*What you should do:* Lines before the one containing "Give me the" are to be left out; reproduce that line and all the rest of the entries exactly.

*Data to process:*
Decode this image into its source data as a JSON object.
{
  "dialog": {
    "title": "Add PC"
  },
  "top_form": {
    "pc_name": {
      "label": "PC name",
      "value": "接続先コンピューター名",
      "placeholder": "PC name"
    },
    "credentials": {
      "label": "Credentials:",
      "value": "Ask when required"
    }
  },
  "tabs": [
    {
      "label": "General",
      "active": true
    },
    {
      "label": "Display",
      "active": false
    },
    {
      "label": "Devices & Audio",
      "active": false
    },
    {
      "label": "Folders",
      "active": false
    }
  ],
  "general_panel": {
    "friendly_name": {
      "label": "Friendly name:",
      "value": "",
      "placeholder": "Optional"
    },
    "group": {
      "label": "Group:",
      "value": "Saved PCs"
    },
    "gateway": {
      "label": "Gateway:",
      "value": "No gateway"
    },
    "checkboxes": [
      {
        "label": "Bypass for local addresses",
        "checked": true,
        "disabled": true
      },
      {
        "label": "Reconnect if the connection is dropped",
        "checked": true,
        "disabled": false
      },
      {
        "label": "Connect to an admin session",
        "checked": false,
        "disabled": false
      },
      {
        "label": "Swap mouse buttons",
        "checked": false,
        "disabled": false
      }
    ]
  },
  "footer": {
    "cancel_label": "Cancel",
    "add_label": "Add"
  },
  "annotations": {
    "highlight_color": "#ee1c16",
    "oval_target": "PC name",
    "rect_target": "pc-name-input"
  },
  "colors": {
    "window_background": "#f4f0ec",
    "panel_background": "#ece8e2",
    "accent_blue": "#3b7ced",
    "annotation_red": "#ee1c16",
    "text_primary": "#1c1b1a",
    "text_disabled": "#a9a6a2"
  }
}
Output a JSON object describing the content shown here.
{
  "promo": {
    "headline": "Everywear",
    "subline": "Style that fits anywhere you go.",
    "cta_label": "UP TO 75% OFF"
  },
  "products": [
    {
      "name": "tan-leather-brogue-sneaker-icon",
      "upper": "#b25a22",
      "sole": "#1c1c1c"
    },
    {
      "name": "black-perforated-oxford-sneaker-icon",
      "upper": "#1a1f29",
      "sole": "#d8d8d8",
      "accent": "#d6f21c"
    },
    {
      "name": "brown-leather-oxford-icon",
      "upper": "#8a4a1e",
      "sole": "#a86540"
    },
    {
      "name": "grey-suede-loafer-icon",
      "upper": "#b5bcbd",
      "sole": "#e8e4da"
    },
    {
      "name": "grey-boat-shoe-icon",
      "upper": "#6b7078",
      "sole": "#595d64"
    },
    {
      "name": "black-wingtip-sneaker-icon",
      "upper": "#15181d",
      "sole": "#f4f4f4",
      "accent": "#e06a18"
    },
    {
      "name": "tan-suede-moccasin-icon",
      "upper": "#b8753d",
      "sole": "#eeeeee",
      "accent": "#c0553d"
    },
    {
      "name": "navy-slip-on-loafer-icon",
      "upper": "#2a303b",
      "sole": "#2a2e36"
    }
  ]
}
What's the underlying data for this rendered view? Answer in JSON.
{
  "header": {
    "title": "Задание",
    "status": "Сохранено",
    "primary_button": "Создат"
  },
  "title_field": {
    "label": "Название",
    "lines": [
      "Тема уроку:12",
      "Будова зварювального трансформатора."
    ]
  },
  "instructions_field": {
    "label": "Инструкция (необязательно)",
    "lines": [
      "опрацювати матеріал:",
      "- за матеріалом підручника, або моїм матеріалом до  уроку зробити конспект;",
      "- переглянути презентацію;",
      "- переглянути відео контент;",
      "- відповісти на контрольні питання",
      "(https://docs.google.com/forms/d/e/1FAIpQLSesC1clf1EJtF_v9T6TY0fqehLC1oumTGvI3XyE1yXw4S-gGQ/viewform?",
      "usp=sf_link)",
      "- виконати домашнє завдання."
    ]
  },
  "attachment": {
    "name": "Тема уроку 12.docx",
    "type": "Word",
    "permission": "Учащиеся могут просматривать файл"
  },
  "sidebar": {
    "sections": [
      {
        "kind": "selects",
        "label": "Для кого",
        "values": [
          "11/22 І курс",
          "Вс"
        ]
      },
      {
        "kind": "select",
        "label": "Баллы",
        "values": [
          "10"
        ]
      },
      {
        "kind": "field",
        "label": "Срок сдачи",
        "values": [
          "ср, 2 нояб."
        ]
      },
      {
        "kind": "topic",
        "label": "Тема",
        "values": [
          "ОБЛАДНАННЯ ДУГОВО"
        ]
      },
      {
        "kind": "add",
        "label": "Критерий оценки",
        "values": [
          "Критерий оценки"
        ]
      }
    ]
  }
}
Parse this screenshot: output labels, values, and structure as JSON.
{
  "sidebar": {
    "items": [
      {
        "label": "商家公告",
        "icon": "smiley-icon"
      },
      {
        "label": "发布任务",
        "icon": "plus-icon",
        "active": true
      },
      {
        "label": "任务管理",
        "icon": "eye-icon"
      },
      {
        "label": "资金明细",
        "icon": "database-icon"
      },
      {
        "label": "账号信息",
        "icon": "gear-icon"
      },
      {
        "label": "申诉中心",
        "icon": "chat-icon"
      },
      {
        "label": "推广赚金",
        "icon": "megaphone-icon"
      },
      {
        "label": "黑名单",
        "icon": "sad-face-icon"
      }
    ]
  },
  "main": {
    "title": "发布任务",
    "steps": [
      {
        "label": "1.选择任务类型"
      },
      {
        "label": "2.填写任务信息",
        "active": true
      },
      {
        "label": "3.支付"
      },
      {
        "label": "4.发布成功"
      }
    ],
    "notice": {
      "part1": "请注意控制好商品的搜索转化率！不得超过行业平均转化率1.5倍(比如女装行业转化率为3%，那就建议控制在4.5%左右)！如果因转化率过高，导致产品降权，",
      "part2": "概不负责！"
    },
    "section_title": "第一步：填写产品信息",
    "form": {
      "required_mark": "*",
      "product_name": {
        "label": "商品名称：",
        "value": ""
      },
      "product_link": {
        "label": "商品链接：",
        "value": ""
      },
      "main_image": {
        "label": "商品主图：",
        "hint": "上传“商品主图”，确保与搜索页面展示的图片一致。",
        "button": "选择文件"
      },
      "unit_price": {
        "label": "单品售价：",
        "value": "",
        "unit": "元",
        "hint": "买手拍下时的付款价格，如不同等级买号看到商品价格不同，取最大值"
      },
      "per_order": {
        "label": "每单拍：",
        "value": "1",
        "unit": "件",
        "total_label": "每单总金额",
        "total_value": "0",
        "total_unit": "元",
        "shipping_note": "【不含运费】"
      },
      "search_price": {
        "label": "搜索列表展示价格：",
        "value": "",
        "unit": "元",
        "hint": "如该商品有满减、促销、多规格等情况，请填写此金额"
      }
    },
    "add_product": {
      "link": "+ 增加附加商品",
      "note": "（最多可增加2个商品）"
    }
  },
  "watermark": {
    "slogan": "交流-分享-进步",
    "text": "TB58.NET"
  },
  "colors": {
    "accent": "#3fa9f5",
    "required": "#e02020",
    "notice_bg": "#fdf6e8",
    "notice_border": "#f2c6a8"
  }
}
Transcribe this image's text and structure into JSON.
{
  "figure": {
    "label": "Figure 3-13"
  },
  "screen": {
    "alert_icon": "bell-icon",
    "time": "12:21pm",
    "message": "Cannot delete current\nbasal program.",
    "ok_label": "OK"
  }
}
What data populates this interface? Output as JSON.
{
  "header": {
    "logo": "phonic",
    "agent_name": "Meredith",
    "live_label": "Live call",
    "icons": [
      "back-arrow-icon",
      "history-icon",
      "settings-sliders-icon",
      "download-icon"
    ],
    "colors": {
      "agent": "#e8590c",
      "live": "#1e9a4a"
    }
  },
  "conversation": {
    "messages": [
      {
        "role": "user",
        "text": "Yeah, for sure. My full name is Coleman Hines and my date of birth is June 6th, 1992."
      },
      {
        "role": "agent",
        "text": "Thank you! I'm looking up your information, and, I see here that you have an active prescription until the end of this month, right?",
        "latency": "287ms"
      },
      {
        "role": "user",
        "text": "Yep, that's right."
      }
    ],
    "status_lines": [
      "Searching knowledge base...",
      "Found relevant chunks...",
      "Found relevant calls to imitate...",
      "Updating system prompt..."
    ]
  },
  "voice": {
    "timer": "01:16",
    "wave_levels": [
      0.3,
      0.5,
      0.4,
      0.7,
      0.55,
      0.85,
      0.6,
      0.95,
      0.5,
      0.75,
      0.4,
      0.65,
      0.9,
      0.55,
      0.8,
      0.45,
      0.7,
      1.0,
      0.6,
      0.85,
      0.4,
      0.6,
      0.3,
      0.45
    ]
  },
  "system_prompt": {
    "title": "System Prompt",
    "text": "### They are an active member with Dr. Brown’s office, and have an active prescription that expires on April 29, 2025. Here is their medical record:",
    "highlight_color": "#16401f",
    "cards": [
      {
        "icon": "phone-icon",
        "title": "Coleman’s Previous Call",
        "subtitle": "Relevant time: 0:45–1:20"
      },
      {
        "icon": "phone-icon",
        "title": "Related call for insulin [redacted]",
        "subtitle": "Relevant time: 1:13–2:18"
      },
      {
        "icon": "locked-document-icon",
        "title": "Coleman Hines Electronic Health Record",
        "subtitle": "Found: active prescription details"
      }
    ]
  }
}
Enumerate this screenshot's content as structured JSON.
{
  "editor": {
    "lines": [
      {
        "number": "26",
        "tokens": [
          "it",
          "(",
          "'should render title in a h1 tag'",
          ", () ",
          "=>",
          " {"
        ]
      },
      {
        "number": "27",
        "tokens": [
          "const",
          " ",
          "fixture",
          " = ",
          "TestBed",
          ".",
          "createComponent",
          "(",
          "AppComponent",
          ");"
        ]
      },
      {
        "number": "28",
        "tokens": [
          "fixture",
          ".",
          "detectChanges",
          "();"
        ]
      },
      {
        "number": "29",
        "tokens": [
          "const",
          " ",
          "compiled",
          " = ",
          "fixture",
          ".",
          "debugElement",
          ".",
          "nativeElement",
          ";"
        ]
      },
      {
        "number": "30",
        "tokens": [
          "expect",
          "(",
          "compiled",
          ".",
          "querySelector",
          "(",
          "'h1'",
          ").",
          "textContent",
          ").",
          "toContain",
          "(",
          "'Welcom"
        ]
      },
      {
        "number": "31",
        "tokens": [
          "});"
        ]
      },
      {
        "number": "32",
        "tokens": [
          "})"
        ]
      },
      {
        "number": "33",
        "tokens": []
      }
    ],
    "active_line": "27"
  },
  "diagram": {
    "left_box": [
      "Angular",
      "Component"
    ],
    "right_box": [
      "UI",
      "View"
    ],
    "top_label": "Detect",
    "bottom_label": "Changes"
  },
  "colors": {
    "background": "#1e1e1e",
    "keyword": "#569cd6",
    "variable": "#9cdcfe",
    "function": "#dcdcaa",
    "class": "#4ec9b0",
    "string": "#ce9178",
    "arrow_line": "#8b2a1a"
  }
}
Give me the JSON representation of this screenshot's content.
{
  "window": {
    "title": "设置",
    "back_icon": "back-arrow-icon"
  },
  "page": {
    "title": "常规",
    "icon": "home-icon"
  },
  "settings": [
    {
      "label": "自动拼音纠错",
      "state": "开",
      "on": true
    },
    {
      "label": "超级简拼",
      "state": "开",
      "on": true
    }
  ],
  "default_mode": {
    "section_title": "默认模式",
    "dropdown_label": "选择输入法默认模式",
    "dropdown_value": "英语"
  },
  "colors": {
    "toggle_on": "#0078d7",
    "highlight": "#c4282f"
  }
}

*Answer box:*
Give me the JSON representation of this screenshot's content.
{
  "window": {
    "title": "设置",
    "back_icon": "back-arrow-icon"
  },
  "page": {
    "title": "常规",
    "icon": "home-icon"
  },
  "settings": [
    {
      "label": "自动拼音纠错",
      "state": "开",
      "on": true
    },
    {
      "label": "超级简拼",
      "state": "开",
      "on": true
    }
  ],
  "default_mode": {
    "section_title": "默认模式",
    "dropdown_label": "选择输入法默认模式",
    "dropdown_value": "英语"
  },
  "colors": {
    "toggle_on": "#0078d7",
    "highlight": "#c4282f"
  }
}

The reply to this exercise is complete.